◆ Assignment ◆
Do any lines in the data below contain "value"? If so, copy every one of them.
Top of Provided information
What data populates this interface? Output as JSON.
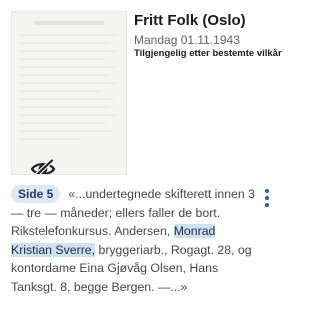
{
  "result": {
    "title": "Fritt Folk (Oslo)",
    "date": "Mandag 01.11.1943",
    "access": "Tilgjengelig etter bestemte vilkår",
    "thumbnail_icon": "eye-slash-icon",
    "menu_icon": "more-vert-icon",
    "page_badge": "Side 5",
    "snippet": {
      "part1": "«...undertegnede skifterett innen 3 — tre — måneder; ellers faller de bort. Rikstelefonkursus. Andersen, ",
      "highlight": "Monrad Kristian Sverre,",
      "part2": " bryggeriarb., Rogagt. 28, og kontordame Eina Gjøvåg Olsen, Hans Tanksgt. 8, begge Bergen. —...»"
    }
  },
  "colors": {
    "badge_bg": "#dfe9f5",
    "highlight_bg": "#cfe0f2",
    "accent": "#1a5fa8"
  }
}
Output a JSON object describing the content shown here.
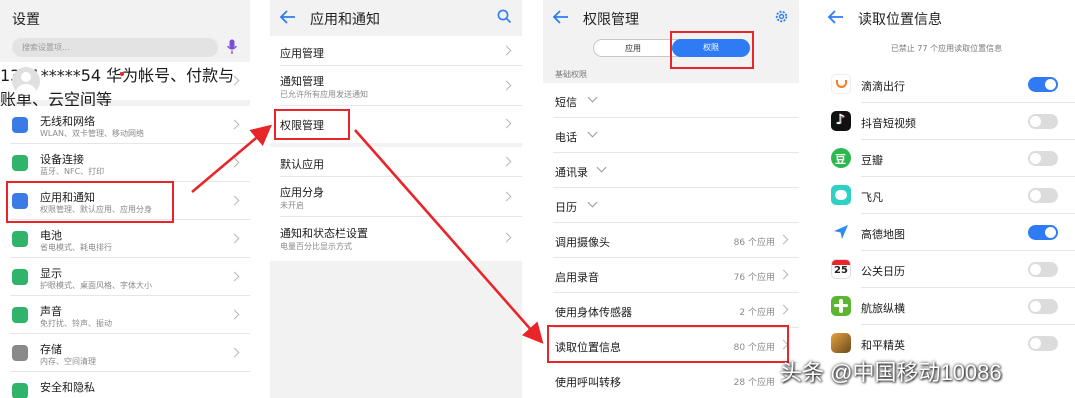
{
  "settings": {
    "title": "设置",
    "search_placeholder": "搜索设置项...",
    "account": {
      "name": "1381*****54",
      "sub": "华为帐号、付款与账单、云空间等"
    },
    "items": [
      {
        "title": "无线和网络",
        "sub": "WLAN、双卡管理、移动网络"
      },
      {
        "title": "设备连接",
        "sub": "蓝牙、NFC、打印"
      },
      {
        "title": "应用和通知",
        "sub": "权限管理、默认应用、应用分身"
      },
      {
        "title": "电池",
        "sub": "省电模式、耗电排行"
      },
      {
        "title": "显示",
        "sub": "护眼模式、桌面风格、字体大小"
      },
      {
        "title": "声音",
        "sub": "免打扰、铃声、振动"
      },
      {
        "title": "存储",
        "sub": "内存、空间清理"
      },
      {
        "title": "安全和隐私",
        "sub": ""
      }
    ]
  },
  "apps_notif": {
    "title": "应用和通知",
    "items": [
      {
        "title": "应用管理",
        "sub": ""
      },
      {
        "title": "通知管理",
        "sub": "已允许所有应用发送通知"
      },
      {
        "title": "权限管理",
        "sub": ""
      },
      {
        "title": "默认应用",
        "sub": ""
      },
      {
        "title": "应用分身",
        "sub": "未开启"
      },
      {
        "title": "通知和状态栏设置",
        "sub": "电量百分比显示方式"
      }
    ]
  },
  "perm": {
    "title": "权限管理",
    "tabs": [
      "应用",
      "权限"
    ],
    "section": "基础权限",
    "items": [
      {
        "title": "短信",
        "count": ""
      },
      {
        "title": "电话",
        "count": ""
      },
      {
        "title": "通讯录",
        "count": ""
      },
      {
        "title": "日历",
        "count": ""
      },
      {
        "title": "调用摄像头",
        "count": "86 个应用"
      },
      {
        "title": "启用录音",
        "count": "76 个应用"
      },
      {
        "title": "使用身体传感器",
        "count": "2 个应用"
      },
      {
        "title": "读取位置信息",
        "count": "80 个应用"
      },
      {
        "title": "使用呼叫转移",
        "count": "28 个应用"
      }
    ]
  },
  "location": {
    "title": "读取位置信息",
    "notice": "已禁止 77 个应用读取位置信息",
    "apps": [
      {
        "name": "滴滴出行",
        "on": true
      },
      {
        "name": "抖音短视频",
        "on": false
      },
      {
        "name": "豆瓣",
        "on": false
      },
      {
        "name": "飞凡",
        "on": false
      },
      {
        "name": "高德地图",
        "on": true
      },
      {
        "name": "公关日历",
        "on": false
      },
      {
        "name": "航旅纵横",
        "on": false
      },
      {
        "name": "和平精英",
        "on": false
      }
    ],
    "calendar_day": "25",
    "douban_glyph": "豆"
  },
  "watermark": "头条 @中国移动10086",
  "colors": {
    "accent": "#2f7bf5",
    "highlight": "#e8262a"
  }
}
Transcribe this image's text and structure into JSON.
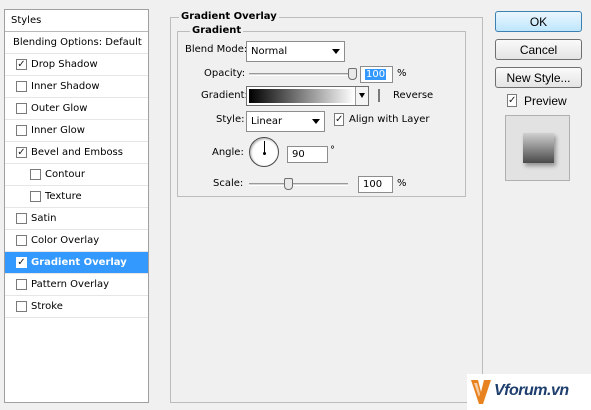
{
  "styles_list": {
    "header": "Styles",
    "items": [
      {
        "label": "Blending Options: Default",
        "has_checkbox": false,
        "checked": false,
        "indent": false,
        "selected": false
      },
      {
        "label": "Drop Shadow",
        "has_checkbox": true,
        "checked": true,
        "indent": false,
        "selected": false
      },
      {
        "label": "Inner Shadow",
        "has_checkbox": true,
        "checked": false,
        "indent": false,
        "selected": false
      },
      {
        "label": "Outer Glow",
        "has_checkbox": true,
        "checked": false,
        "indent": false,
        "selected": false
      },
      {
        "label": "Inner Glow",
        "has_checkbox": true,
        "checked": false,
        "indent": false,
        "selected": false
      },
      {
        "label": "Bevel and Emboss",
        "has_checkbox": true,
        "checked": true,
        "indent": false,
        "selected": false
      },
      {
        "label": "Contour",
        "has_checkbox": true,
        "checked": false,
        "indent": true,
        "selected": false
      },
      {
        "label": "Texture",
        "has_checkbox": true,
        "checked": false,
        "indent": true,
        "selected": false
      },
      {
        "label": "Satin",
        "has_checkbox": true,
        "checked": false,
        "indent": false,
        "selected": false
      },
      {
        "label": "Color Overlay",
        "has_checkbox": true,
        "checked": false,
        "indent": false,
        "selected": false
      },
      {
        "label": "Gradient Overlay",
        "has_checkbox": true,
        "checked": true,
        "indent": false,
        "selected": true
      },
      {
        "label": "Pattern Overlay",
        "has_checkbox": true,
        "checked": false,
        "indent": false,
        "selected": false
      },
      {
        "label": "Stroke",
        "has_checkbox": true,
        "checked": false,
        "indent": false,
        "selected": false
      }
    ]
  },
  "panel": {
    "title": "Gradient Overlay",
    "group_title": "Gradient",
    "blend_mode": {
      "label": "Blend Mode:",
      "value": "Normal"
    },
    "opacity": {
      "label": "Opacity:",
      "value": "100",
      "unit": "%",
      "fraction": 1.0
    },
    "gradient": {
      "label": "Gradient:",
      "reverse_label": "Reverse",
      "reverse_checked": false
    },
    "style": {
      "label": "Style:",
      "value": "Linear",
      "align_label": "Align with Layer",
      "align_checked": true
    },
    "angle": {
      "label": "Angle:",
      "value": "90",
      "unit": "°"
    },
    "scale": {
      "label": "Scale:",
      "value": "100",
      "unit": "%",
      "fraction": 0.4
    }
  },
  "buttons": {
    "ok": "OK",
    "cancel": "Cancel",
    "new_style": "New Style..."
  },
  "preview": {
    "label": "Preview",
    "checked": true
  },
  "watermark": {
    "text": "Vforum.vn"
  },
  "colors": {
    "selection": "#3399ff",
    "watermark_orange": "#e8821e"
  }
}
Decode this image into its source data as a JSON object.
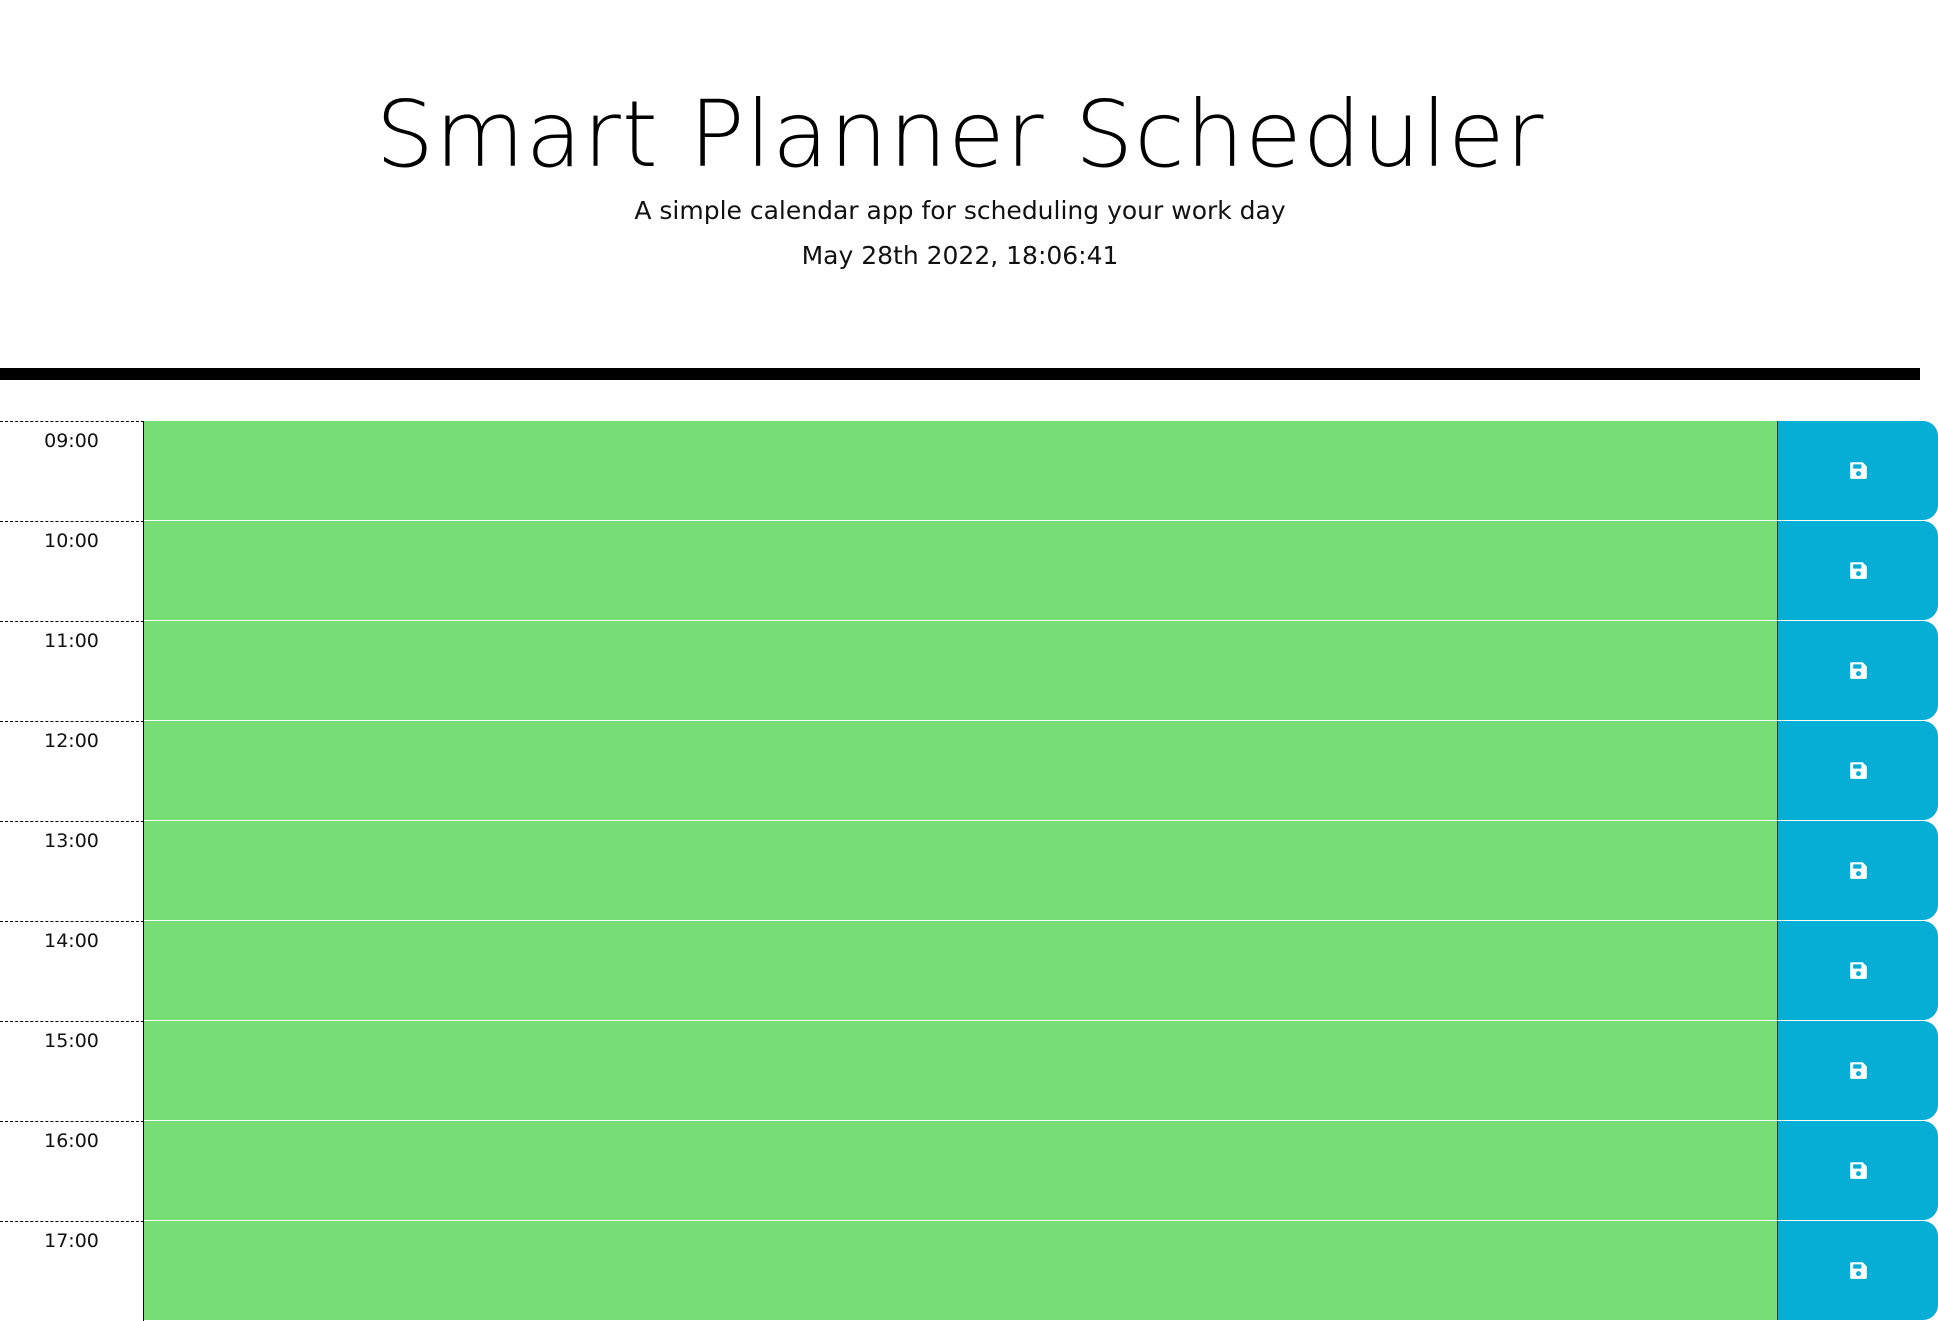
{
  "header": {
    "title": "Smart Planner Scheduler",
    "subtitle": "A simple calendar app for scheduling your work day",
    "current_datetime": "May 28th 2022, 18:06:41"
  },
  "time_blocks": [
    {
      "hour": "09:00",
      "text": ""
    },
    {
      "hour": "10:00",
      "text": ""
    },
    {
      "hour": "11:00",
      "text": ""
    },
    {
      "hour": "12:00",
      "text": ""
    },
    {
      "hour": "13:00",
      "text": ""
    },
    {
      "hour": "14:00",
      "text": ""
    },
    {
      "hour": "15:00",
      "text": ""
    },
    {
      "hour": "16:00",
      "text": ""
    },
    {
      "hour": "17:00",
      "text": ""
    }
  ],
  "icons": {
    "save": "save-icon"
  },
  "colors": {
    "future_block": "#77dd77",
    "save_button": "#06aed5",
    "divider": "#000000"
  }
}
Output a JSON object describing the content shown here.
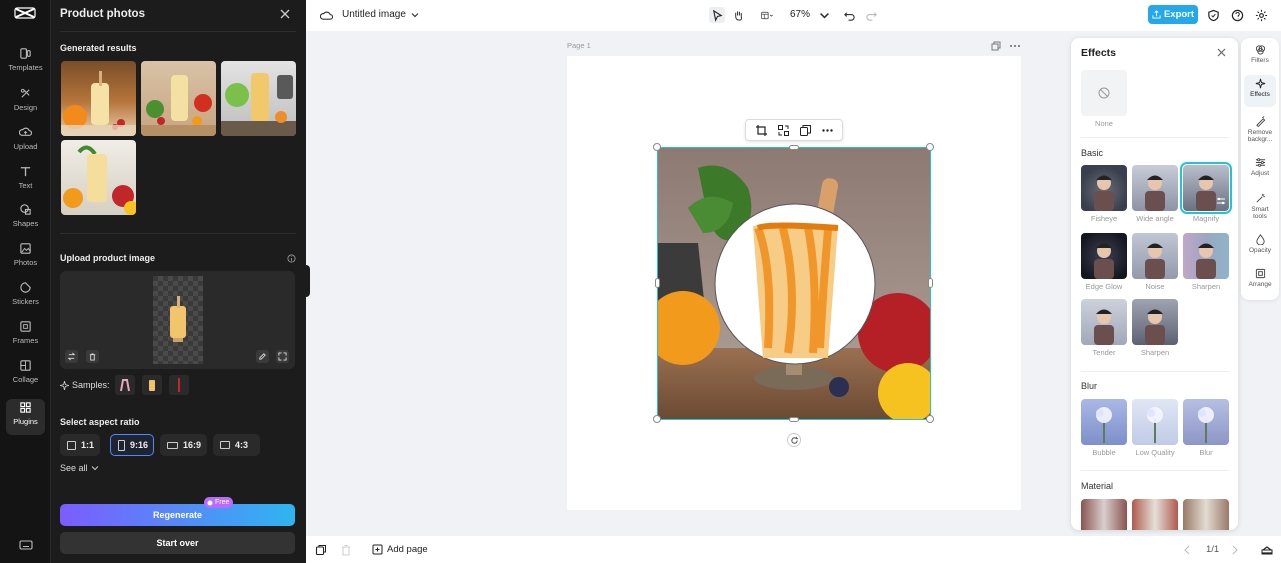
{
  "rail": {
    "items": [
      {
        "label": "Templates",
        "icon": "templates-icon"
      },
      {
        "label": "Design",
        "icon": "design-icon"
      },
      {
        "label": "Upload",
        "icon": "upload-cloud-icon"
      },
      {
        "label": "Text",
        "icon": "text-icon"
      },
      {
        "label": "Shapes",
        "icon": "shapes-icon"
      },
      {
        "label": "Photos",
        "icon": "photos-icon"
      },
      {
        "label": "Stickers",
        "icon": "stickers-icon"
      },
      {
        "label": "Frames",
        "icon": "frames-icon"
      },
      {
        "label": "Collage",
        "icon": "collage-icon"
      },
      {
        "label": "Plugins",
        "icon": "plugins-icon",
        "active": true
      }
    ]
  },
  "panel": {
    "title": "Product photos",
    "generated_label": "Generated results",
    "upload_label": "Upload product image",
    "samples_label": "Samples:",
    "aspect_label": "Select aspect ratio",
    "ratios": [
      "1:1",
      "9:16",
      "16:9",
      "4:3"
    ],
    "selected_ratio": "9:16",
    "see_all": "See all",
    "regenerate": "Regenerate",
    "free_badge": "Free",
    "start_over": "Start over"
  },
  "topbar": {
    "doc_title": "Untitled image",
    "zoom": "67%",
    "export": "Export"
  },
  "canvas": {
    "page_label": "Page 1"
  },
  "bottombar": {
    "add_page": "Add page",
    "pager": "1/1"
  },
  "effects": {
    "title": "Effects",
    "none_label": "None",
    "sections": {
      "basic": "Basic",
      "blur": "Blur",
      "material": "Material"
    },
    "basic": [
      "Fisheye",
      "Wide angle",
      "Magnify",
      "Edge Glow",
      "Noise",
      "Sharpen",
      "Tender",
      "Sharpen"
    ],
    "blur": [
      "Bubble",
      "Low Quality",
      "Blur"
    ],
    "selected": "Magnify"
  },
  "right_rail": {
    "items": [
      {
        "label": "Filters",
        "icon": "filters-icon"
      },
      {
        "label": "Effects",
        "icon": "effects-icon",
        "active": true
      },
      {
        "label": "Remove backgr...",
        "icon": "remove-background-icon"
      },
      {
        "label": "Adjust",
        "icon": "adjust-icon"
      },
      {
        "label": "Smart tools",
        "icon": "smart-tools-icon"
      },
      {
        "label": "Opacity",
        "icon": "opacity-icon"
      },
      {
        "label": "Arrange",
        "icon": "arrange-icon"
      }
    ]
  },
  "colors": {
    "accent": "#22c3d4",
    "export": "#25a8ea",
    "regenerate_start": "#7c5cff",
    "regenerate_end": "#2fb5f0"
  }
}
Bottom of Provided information
◆ Output of the exercise ◆
      "value": "Normal"
      "value": "100",
      "value": "Linear",
      "value": "90",
      "value": "100",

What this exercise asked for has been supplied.